▶ [WORK TO COMPLETE] Throughout the material, count the lines with the word "Caldes" in them, and answer with only the figure.

▶ [INPUT DATA]
━━━━
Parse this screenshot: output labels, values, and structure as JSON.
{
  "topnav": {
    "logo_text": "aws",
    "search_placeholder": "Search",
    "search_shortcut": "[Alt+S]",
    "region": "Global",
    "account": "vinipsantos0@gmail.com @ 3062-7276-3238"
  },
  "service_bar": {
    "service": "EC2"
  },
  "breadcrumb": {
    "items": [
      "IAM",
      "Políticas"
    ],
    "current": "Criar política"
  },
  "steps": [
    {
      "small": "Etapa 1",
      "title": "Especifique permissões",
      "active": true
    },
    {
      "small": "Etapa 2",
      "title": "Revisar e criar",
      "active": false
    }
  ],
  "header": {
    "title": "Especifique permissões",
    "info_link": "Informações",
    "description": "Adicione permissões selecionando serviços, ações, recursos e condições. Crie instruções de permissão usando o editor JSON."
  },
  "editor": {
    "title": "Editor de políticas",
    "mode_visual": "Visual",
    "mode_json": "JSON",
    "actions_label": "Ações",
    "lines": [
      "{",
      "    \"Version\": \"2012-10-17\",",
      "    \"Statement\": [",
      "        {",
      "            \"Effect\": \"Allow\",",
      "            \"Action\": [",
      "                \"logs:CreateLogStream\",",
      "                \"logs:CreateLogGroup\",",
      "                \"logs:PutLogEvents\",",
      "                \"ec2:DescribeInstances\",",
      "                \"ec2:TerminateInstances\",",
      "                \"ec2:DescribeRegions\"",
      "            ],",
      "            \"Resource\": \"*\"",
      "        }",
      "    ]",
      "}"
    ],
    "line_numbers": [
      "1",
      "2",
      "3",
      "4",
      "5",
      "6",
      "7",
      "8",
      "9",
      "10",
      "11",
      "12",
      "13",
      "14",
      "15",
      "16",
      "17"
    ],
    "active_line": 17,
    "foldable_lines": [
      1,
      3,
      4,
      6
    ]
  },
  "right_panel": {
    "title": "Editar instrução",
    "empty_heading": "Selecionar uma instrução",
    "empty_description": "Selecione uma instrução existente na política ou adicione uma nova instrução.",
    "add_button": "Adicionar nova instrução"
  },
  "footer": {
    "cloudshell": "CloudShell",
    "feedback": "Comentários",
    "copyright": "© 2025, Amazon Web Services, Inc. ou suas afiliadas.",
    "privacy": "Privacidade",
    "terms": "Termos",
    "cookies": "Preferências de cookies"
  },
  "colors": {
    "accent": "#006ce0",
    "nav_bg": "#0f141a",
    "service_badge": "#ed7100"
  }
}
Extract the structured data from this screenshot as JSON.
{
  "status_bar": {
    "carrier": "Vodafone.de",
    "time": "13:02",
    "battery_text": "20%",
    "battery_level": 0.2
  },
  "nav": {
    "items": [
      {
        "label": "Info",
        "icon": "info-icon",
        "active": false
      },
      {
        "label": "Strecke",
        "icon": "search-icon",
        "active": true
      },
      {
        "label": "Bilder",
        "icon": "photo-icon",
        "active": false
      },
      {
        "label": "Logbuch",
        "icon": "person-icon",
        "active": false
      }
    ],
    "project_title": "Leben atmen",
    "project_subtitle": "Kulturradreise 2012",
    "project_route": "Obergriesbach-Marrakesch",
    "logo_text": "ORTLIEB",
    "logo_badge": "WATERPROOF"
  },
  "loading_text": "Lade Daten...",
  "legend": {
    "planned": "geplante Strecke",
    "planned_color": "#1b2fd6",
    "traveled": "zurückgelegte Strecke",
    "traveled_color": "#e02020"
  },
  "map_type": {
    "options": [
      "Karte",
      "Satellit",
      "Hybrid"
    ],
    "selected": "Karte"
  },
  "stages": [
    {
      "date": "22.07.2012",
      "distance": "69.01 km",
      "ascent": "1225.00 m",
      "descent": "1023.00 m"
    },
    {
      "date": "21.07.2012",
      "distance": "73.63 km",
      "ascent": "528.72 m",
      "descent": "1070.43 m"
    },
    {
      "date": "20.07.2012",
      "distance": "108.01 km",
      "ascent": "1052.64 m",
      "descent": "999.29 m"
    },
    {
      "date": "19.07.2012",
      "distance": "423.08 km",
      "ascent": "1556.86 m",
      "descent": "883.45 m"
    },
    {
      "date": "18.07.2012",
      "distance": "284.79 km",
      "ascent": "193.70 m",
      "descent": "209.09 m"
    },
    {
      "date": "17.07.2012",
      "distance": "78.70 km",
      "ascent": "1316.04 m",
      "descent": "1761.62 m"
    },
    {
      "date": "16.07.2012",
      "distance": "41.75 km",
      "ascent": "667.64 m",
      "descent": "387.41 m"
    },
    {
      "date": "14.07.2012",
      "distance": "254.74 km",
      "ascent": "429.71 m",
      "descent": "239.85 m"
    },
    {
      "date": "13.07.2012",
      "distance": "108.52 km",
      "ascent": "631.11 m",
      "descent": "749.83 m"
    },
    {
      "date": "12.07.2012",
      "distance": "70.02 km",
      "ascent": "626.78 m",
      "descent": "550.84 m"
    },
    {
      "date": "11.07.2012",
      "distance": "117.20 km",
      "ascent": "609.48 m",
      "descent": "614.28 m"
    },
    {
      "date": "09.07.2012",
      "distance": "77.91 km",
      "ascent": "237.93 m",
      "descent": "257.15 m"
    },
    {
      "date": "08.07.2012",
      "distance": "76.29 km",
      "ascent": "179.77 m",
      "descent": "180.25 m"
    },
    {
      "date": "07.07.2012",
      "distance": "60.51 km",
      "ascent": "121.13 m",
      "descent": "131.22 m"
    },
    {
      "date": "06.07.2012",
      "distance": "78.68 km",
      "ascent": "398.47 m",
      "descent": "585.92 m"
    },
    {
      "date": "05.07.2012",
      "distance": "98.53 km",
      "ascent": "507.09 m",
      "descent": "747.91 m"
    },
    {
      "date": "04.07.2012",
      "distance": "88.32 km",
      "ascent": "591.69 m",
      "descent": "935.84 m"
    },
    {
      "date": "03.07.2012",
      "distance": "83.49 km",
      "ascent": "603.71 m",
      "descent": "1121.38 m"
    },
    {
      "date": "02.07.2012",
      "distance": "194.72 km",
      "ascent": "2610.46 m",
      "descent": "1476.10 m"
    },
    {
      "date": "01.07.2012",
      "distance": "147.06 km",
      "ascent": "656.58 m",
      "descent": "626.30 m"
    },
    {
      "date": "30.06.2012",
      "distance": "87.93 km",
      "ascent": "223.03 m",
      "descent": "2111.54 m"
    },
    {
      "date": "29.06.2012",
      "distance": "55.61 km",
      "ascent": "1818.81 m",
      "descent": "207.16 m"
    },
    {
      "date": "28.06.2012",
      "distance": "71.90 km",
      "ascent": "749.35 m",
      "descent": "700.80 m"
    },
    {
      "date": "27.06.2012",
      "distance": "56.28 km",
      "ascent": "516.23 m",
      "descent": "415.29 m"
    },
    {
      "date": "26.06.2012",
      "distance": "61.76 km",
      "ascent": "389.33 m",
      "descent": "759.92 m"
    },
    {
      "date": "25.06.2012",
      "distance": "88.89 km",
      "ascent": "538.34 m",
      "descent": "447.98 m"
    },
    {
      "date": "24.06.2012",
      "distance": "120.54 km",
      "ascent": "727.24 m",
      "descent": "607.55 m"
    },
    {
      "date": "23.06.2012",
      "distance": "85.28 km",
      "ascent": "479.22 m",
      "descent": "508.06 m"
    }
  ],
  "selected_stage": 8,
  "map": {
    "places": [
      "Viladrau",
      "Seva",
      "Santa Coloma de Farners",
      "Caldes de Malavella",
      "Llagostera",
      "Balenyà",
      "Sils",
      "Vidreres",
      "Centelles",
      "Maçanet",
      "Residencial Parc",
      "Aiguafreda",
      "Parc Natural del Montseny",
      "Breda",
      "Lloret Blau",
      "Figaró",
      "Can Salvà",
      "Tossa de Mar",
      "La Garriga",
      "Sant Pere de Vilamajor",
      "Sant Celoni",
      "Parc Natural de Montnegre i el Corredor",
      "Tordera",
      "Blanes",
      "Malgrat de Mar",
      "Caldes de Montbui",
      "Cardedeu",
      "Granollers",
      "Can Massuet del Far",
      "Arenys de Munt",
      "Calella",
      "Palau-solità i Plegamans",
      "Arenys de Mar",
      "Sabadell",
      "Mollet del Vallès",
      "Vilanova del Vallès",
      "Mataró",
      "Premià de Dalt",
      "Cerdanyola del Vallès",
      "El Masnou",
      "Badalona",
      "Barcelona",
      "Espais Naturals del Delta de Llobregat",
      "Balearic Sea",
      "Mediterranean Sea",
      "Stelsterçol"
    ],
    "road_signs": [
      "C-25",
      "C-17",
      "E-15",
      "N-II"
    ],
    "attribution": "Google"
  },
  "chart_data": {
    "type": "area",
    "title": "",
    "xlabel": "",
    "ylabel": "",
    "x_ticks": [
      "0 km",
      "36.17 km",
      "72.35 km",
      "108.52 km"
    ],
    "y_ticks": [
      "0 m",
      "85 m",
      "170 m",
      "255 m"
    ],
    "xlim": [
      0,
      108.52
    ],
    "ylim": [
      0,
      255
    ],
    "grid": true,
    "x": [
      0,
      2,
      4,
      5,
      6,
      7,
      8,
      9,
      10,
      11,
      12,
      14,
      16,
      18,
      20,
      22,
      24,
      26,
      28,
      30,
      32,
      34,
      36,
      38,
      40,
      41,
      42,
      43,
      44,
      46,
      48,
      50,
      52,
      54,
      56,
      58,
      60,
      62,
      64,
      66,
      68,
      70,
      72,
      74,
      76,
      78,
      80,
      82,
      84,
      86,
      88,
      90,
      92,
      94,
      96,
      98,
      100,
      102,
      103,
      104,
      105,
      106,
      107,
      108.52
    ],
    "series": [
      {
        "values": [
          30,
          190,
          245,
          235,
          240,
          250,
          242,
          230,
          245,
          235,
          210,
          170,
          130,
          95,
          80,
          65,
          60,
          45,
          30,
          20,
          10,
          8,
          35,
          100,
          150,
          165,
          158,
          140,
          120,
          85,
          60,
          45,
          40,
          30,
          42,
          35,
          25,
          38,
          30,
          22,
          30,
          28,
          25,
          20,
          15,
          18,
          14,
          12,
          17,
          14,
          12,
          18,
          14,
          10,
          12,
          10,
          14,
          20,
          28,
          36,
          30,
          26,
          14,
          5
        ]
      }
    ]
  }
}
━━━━
▶ [REPLY TO THE EXERCISE] 2